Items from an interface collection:
════

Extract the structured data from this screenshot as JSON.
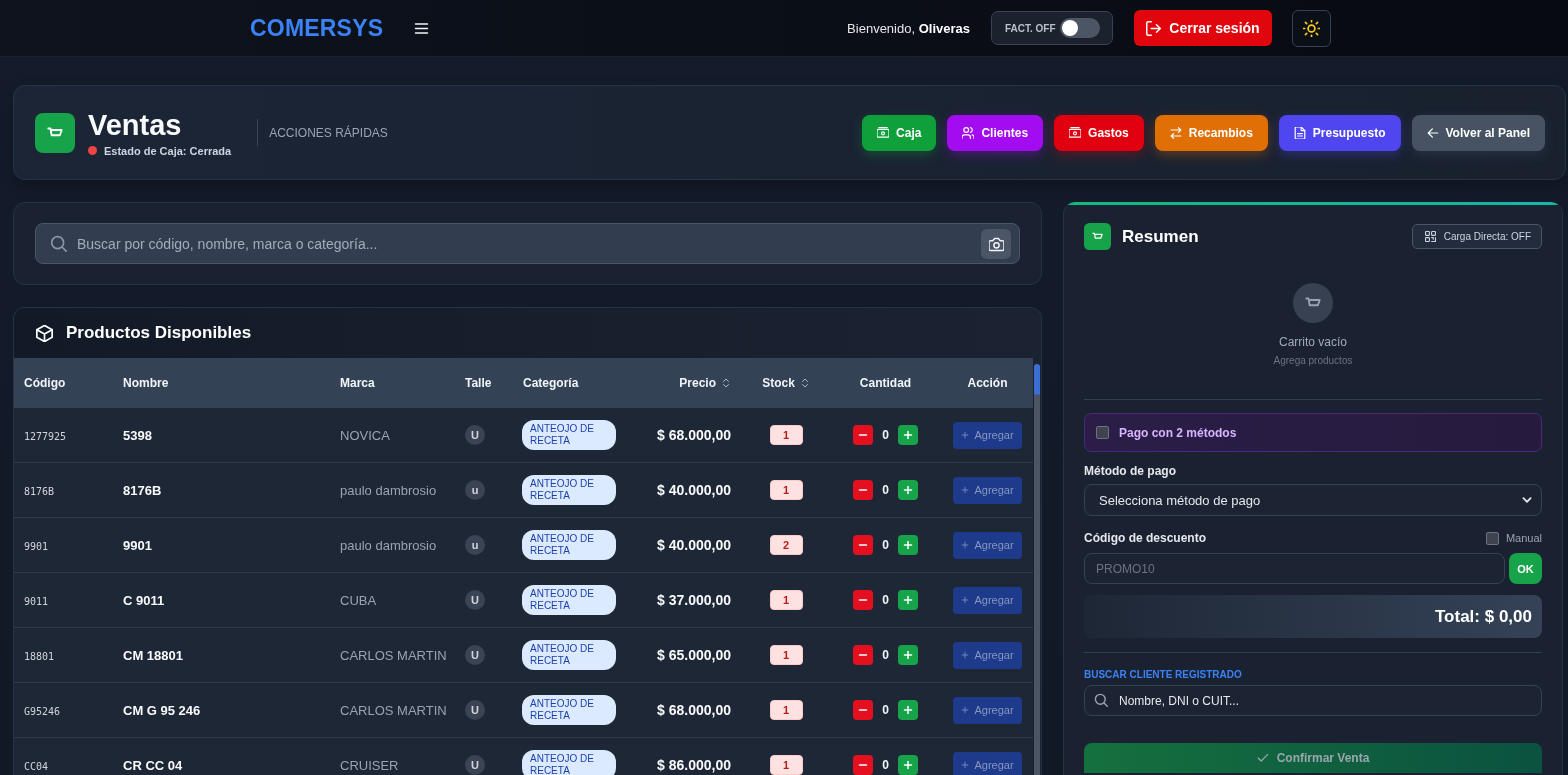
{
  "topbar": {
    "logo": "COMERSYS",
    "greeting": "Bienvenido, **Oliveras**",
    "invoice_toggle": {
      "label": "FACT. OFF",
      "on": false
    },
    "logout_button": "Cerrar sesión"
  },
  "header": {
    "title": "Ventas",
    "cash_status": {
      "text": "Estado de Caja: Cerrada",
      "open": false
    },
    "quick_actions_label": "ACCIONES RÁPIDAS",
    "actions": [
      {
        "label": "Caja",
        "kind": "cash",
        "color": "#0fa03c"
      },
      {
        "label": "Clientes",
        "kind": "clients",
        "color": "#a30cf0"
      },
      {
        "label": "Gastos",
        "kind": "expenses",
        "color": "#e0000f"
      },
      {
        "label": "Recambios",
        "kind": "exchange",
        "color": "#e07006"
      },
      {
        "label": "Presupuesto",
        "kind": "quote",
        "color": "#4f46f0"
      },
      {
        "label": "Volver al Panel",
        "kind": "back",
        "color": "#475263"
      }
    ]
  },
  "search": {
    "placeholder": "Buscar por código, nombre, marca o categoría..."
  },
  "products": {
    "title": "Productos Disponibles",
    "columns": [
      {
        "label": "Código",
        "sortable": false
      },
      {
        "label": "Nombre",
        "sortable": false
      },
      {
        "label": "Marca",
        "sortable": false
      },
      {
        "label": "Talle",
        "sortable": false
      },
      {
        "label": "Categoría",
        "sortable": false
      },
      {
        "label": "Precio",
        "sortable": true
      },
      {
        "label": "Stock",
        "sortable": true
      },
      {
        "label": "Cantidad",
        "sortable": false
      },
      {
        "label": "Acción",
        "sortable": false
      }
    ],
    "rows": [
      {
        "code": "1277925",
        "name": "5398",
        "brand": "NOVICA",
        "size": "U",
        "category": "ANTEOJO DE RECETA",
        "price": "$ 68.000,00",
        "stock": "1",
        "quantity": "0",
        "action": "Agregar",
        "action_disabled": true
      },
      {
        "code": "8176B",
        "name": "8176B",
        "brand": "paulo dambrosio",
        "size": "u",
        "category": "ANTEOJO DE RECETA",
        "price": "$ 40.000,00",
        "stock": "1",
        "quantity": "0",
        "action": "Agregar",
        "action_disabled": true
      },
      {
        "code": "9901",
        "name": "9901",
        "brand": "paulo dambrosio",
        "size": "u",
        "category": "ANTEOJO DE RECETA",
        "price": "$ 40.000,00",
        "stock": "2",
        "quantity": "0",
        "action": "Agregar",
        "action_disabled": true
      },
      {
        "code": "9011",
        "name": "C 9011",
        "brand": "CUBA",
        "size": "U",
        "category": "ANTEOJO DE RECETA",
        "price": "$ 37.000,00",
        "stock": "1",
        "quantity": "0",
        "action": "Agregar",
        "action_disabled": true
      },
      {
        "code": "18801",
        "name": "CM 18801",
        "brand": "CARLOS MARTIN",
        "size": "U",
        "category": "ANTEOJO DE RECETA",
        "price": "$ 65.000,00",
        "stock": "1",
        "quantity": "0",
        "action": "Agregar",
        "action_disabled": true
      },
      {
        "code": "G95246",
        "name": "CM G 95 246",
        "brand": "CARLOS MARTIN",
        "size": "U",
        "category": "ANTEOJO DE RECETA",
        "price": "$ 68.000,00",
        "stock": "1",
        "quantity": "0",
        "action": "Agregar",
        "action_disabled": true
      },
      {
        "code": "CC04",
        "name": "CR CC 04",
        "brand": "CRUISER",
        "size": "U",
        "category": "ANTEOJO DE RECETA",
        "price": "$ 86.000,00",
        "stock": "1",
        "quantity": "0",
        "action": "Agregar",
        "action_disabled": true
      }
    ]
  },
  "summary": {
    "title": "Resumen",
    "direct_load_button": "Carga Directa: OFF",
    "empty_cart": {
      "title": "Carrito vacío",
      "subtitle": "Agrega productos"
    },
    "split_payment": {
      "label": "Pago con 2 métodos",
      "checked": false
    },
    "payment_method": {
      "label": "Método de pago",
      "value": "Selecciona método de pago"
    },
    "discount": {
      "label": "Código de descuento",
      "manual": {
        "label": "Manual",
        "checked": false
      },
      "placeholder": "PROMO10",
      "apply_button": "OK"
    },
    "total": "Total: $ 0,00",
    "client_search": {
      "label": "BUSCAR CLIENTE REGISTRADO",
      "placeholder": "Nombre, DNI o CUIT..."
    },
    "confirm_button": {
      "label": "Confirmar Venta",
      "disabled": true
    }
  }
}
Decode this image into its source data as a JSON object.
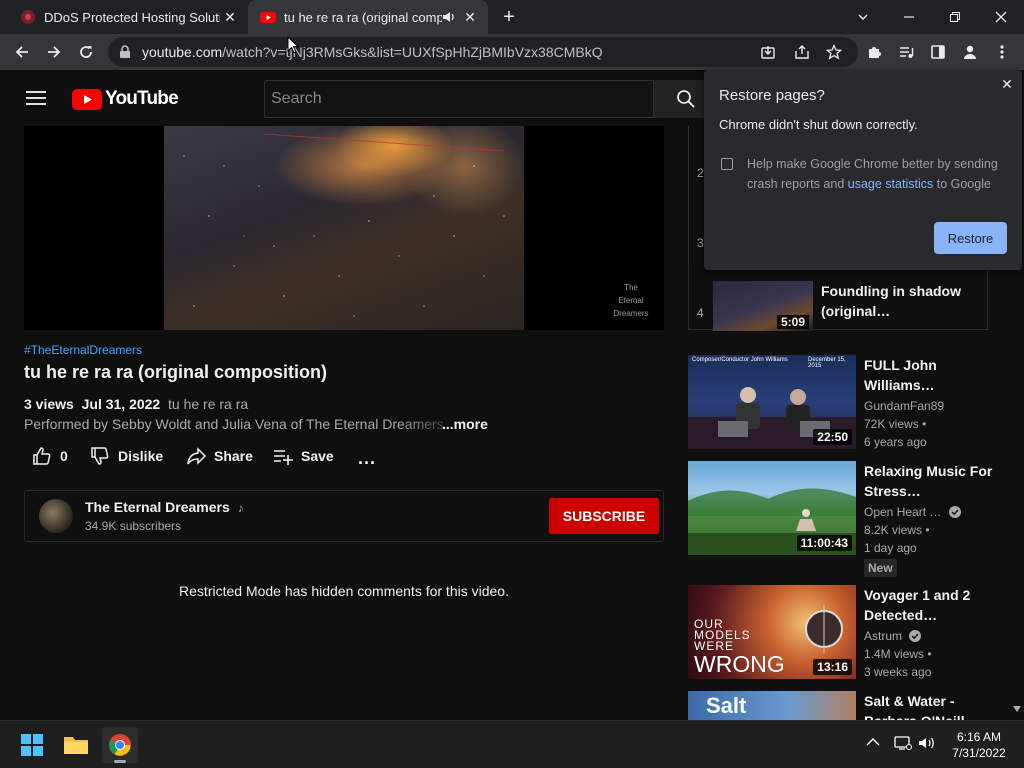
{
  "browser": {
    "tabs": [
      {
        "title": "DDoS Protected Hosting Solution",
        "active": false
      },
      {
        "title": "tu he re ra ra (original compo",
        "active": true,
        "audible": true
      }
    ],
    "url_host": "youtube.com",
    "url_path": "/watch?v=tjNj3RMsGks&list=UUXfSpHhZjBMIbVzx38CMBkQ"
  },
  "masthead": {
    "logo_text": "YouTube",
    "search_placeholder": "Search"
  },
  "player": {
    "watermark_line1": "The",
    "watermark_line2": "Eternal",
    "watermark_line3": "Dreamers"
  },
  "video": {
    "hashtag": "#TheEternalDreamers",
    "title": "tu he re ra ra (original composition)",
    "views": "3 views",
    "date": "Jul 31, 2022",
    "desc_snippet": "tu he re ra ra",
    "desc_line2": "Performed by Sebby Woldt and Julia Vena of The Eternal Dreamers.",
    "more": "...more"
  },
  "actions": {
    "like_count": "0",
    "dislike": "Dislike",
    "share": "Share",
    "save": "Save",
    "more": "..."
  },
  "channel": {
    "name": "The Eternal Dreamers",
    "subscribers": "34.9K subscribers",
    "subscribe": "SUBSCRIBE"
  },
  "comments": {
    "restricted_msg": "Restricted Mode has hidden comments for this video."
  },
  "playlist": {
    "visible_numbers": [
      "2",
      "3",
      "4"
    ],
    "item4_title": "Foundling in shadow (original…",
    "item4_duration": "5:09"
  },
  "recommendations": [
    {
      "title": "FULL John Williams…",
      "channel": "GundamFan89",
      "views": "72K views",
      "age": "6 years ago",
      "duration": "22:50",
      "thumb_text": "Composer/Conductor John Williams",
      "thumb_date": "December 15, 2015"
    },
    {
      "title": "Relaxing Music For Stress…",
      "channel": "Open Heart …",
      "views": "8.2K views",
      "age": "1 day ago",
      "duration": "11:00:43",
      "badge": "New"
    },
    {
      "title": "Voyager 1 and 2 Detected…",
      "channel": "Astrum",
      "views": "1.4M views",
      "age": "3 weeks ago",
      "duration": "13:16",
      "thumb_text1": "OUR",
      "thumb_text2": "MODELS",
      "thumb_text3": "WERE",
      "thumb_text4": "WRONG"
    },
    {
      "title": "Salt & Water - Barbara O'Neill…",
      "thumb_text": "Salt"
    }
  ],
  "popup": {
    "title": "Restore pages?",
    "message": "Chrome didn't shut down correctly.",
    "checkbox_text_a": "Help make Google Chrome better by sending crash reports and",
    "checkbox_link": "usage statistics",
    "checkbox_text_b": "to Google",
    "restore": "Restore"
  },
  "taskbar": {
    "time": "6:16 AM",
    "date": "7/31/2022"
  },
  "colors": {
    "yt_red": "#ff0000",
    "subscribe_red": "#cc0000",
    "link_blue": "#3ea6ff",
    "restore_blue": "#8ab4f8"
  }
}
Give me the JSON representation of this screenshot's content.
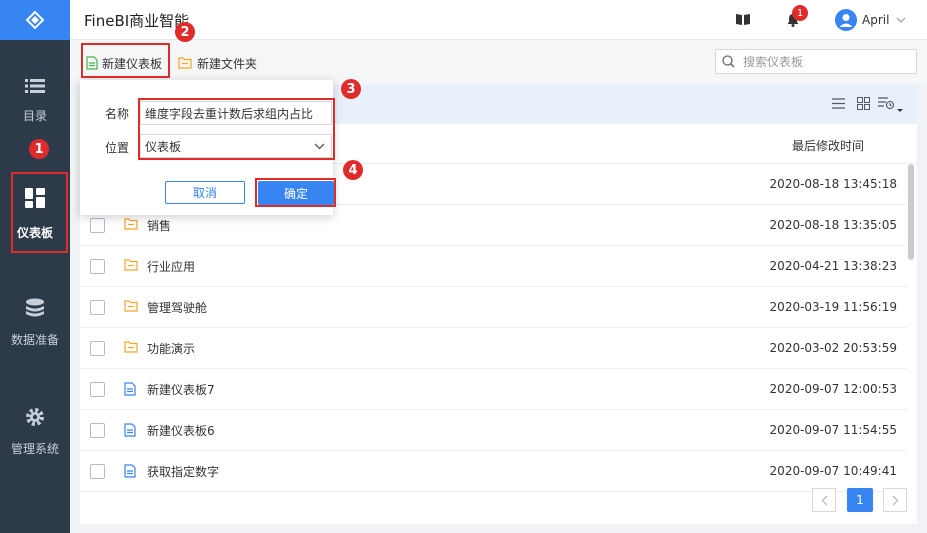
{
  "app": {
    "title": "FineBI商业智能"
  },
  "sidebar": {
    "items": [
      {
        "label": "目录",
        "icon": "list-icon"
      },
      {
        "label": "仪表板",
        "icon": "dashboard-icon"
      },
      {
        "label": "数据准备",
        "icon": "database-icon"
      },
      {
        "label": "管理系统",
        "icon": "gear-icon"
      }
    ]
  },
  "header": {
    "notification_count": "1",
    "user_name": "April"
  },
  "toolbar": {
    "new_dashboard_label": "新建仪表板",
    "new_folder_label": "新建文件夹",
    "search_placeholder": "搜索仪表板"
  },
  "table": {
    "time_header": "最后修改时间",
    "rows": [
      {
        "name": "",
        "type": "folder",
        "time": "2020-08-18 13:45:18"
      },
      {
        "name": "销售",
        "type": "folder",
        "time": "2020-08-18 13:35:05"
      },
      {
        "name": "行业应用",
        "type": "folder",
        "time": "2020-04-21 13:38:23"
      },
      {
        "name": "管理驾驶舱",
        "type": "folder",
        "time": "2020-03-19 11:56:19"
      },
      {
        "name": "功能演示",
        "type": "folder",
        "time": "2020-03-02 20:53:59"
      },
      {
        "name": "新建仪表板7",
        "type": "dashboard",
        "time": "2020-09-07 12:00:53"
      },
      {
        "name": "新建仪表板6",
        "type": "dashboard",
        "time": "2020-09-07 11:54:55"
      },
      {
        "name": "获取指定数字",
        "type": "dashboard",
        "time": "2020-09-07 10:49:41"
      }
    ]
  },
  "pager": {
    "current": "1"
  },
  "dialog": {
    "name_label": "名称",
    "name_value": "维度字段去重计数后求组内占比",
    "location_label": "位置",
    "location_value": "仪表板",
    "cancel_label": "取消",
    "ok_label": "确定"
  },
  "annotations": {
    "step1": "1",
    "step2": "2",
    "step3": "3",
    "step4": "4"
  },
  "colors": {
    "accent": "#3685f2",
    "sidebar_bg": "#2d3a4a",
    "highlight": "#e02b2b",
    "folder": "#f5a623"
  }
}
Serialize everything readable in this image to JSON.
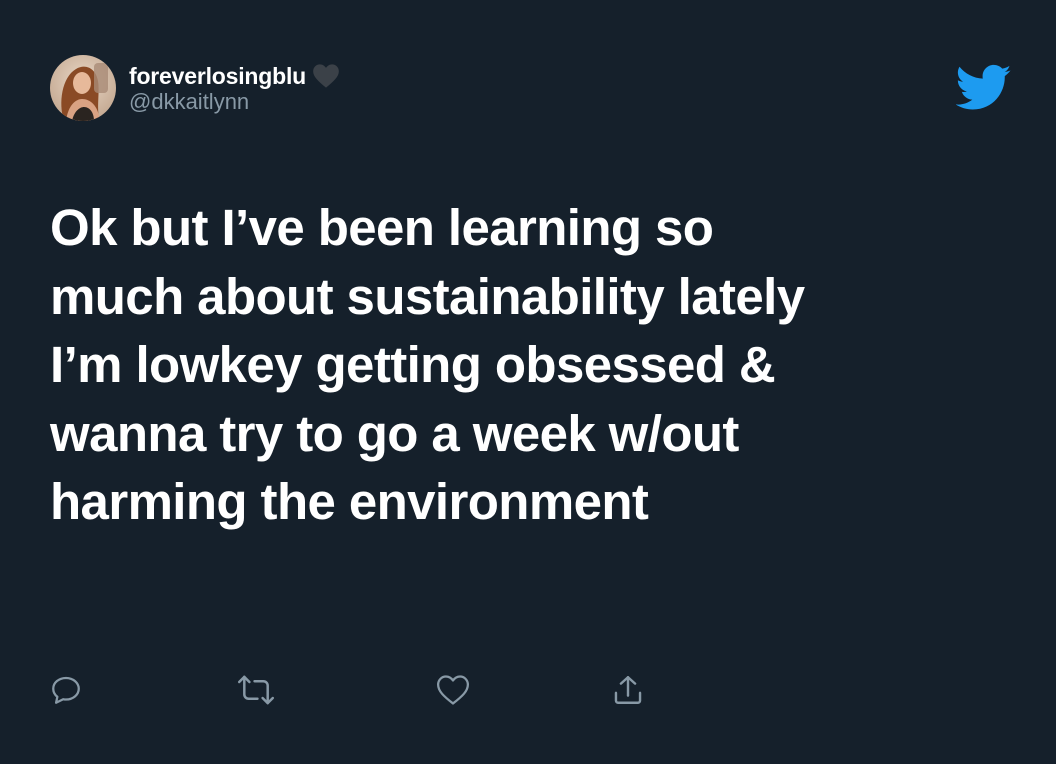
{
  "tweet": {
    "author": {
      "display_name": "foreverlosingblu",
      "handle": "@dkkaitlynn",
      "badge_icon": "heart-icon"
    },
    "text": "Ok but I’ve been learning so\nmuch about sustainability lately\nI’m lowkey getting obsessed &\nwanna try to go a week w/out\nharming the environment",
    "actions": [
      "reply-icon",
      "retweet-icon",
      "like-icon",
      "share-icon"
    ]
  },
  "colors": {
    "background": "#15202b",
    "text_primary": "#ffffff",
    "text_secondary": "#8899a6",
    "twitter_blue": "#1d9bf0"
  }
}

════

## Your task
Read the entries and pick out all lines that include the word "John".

## Answer area
      "title": "FULL John Williams…",
      "thumb_text": "Composer/Conductor John Williams",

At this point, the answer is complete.